PROFiLE (Professional Literacy in English): a longitudinal study of the relationship between English as the medium of instruction and the development of professional English literacy
Paper in proceedings, 2015
In many European universities, English is today used as a medium of instruction. One of the reasons is that it is believed that using English as a medium of instruction (EMI) can develop students’ subject-specific knowledge of English. This knowledge is seen as an asset in the workplace and often presented as providing a competitive advantage supporting professional success. The design of many educational programmes shows that this knowledge is supposed to develop incidentally rather than through explicit instruction. Recent research has, however, offered reason to question the extent to which such incidental learning actually occurs (Pecorari et al., 2011, Shaw et al. 2010). In addition, little is known about what type of knowledge is developed in different educational contexts. The present paper reports on the preliminary findings of a project testing assumptions about the development of English-language skills in the EMI environment.
This longitudinal study is following students from several master's programmes from the beginning of their degrees into the workplace, gathering a range of data including language test results, interviews and observations. The aim is to carry out a thorough analysis of proficiency levels, the development of English literacy, and the extent to which activities in the programs support the development of disciplinary discourse and workplace demands.

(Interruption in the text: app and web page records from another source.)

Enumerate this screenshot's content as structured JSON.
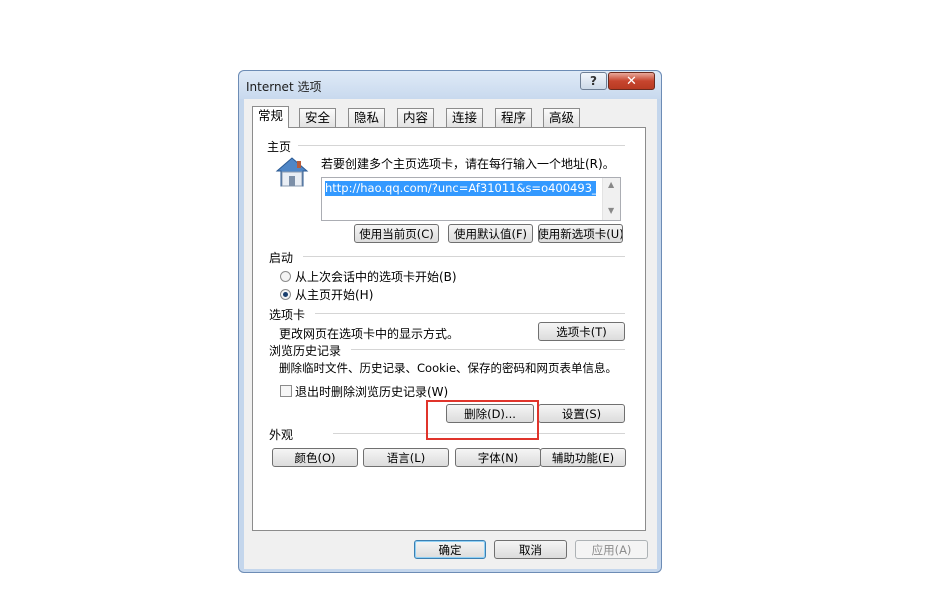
{
  "dialog": {
    "title": "Internet 选项",
    "help_glyph": "?",
    "close_glyph": "✕"
  },
  "tabs": [
    {
      "label": "常规",
      "active": true
    },
    {
      "label": "安全"
    },
    {
      "label": "隐私"
    },
    {
      "label": "内容"
    },
    {
      "label": "连接"
    },
    {
      "label": "程序"
    },
    {
      "label": "高级"
    }
  ],
  "homepage": {
    "heading": "主页",
    "description": "若要创建多个主页选项卡，请在每行输入一个地址(R)。",
    "address": "http://hao.qq.com/?unc=Af31011&s=o400493_",
    "icon": "house-icon",
    "buttons": {
      "use_current": "使用当前页(C)",
      "use_default": "使用默认值(F)",
      "use_new_tab": "使用新选项卡(U)"
    }
  },
  "startup": {
    "heading": "启动",
    "options": [
      {
        "label": "从上次会话中的选项卡开始(B)",
        "selected": false
      },
      {
        "label": "从主页开始(H)",
        "selected": true
      }
    ]
  },
  "tabs_section": {
    "heading": "选项卡",
    "description": "更改网页在选项卡中的显示方式。",
    "button": "选项卡(T)"
  },
  "history": {
    "heading": "浏览历史记录",
    "description": "删除临时文件、历史记录、Cookie、保存的密码和网页表单信息。",
    "checkbox_label": "退出时删除浏览历史记录(W)",
    "checkbox_checked": false,
    "delete_button": "删除(D)...",
    "settings_button": "设置(S)"
  },
  "appearance": {
    "heading": "外观",
    "buttons": {
      "colors": "颜色(O)",
      "languages": "语言(L)",
      "fonts": "字体(N)",
      "accessibility": "辅助功能(E)"
    }
  },
  "footer": {
    "ok": "确定",
    "cancel": "取消",
    "apply": "应用(A)"
  },
  "colors": {
    "highlight": "#3399ff",
    "annotation": "#e0342b"
  }
}
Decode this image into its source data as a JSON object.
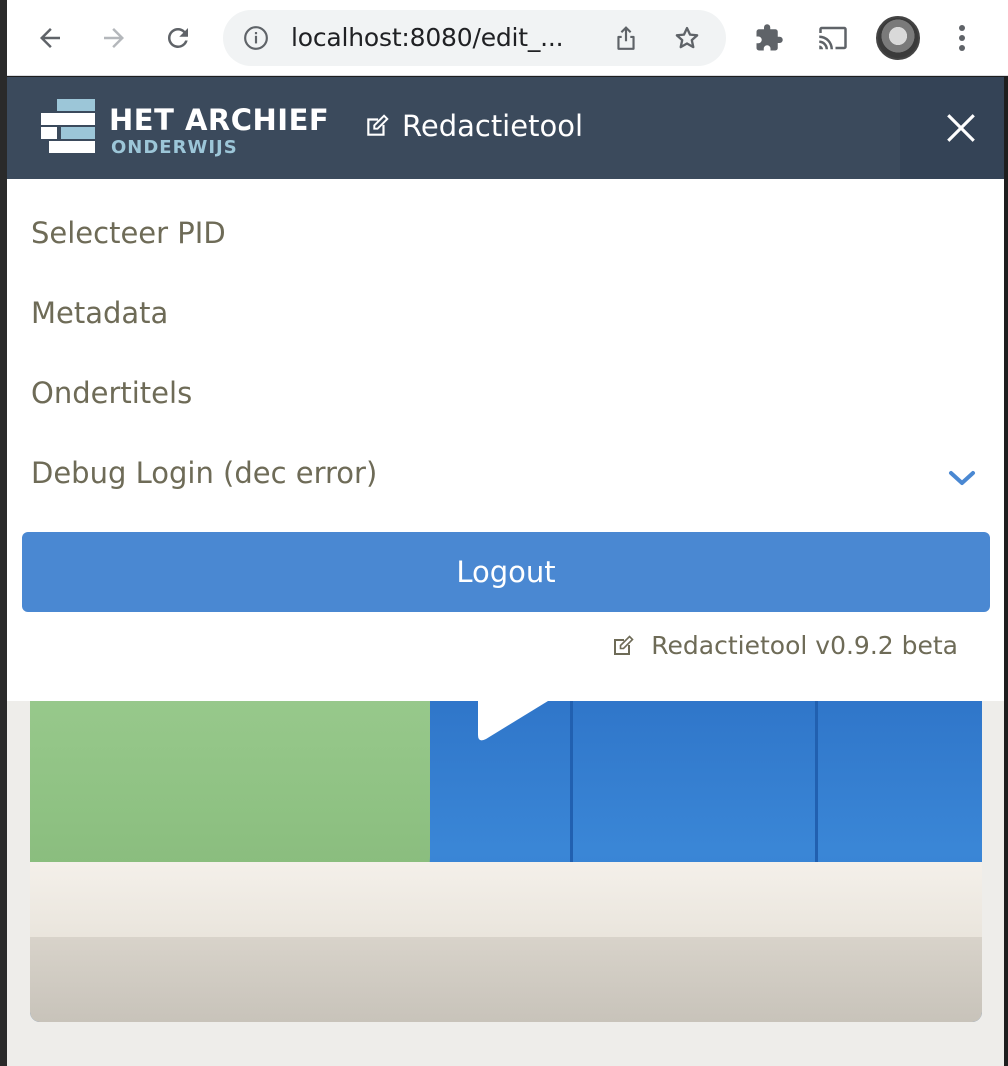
{
  "browser": {
    "url": "localhost:8080/edit_...",
    "icons": [
      "back-arrow-icon",
      "forward-arrow-icon",
      "reload-icon",
      "info-icon",
      "share-icon",
      "star-icon",
      "extensions-icon",
      "cast-icon",
      "profile-avatar",
      "kebab-menu-icon"
    ]
  },
  "navbar": {
    "logo_title": "HET ARCHIEF",
    "logo_subtitle": "ONDERWIJS",
    "tool_label": "Redactietool",
    "colors": {
      "background": "#3b4a5c",
      "logo_accent": "#9cc6d8"
    }
  },
  "menu": {
    "items": [
      {
        "label": "Selecteer PID"
      },
      {
        "label": "Metadata"
      },
      {
        "label": "Ondertitels"
      },
      {
        "label": "Debug Login (dec error)"
      }
    ],
    "logout_label": "Logout",
    "version_label": "Redactietool v0.9.2 beta",
    "colors": {
      "text": "#6e6b57",
      "logout_bg": "#4a88d2",
      "chevron": "#4a88d2"
    }
  },
  "video": {
    "play_icon": "play-icon"
  }
}
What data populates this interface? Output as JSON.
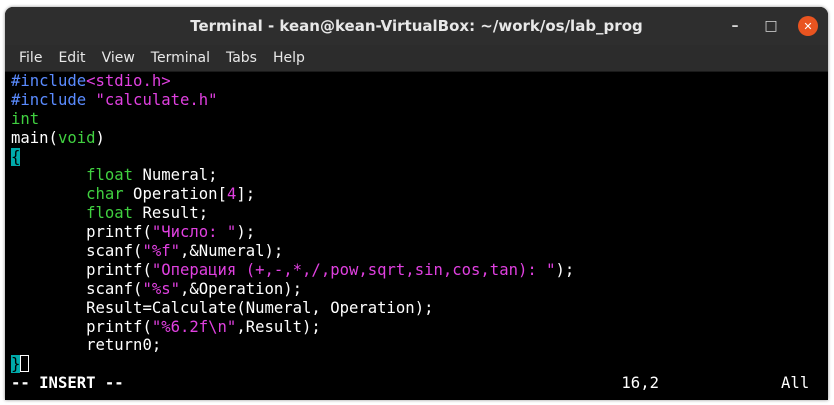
{
  "window": {
    "title": "Terminal - kean@kean-VirtualBox: ~/work/os/lab_prog"
  },
  "menu": [
    "File",
    "Edit",
    "View",
    "Terminal",
    "Tabs",
    "Help"
  ],
  "editor": {
    "line1": {
      "a": "#include",
      "b": "<stdio.h>"
    },
    "line2": {
      "a": "#include ",
      "b": "\"calculate.h\""
    },
    "line3": "int",
    "line4": {
      "a": "main(",
      "b": "void",
      "c": ")"
    },
    "line5": "{",
    "line6": {
      "a": "float",
      "b": " Numeral;"
    },
    "line7": {
      "a": "char",
      "b": " Operation[",
      "c": "4",
      "d": "];"
    },
    "line8": {
      "a": "float",
      "b": " Result;"
    },
    "line9": {
      "a": "printf(",
      "b": "\"Число: \"",
      "c": ");"
    },
    "line10": {
      "a": "scanf(",
      "b": "\"%f\"",
      "c": ",&Numeral);"
    },
    "line11": {
      "a": "printf(",
      "b": "\"Операция (+,-,*,/,pow,sqrt,sin,cos,tan): \"",
      "c": ");"
    },
    "line12": {
      "a": "scanf(",
      "b": "\"%s\"",
      "c": ",&Operation);"
    },
    "line13": "Result=Calculate(Numeral, Operation);",
    "line14": {
      "a": "printf(",
      "b": "\"%6.2f\\n\"",
      "c": ",Result);"
    },
    "line15": "return0;",
    "line16": "}"
  },
  "status": {
    "mode": "-- INSERT --",
    "position": "16,2",
    "scroll": "All"
  }
}
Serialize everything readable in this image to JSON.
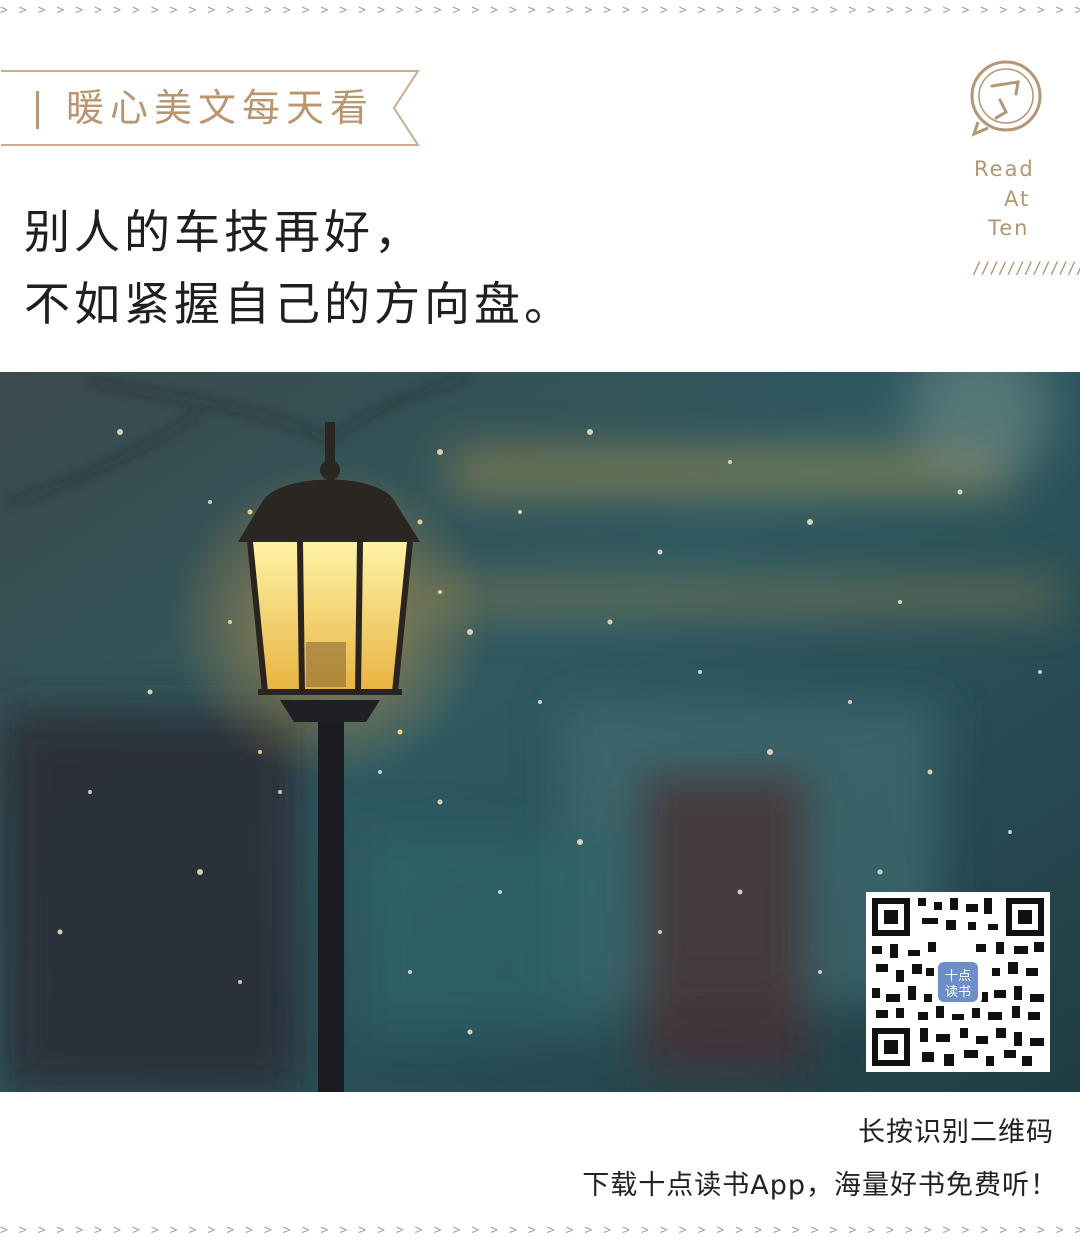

The findings will be used to discuss and recommend measures for improved practice.
Preliminary analysis of the data reveals several themes: evidence that teaching staff and students see use of English as opposed to the local language as both opportunity and disadvantage; a wide diversity of English proficiency levels in the English-medium classroom (as shown by results from four tests distributed to approximately 150 students); and significant differences across participating programmes in terms of the sorts of English-language proficiencies their students are believed to need in the workplace.